Animelles (U.S. fry) fried in batter. Animelles Frites—Cut the animelles into broad, thin slices. Marinate for 1 hour in oil, lemon juice, chopped parsley, salt and pepper. When required, dip them into light batter (see Batters for Frying). Fry, and garnish with fried parsley. Serve with Tomato sauce (see Sauce).

Nikki O’Brien (no e-mail) reports that “I grew up on a ranch in South Dakota, and the old-fashioned way is to throw them on the hot iron stove after branding and when they explode they are done! We also have an oyster feed after all the brandings are done and everyone brings buckets from their brandings and fry them up the ‘beer-batter’ way.”

“S. Prudhomme” writes in with a sauté: chopped red and green bell peppers, chopped onions, sliced mushrooms, chopped garlic, Worcestershire, white wine, basil, red pepper, white pepper, black pepper, and a teaspoon of oil. Sauté everything except the wine until the onions begin to clarify. Then add the oyster slices and sauté while adding wine. “Serve on a leafy lettuce bed-YUM!”

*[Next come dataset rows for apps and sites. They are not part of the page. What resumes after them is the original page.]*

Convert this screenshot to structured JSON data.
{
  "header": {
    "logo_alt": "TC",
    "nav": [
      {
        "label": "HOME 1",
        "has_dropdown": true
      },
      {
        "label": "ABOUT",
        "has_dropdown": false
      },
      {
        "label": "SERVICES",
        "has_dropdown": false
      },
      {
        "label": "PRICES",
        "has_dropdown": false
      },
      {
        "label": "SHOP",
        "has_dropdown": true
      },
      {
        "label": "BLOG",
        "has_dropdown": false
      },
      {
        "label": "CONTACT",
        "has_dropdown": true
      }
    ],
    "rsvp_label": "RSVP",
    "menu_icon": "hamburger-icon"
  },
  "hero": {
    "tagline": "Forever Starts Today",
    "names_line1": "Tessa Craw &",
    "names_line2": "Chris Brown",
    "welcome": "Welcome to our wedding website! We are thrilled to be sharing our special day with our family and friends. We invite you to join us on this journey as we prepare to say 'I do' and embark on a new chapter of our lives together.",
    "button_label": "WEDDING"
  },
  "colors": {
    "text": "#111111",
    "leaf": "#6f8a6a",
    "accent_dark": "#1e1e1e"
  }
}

Good luck.

A note to cows and sheep: the electric fence is probably turned off. Be free!

Jessica wrote in with a great oyster joke:

One day a man was visiting a small Mexican city. He walked into a restaurant and was surrounded by a wonderful smell. He could hardly wait to try the local cuisine.

He asked “What smells so good?”

The waiter said “Once a week we have a bull fight around here. What you smell is Rocky Mountain Oysters from the bull. I am sorry sir, but you will have to wait until next week to get some because only one person can be served as there is but one bull in the fight.”

So the next week the man goes in and orders the Rocky Mountain Oysters. He is in luck because he got there and ordered them first. They were frying and he smelled the wonderful smell and could hardly wait.

When they were brought out however, he was disappointed in the size of them. The ones he saw served the last week had been bigger. He ate them and before leaving he commented that they had been small.

“Well I am sorry Señor, but sometimes the bull he wins!”


Possible Sources of Balls

Doesn’t this sound like “The Wizard of Oz”? The Cowardly Lion is off to see the Wizard so he can get some balls.

Pedantix writes in that Seattle has a speciality source for buffalo balls:

Exotic Meats
2245 148th Ave NE
Bellevue, WA 98007
(425) 641-1069
(800) 680-4375

Mike Wade writes with some advice about cooking and which balls to choose:

Having been raised in a Ranch here in New Mexico there are several ways to cook oysters. One is over an open fire. A little salt, pepper, garlic, and/or onion makes for a tasty meal. Now you have to be sure they are from calves, then they will be tender. There are several ways you can make a stew with them: roast them, put them on the BBQ. Well my granny fixed them with gravy , hope this helps. Oh yes, please use bull calves not the grown bulls as they tend to be a little fragrant and tough. The odor will make you sick if you try to use developed balls.

So choose those balls carefully, and know what you’re getting!

  1. <- Easy biscotti
  2. Fried potato salad ->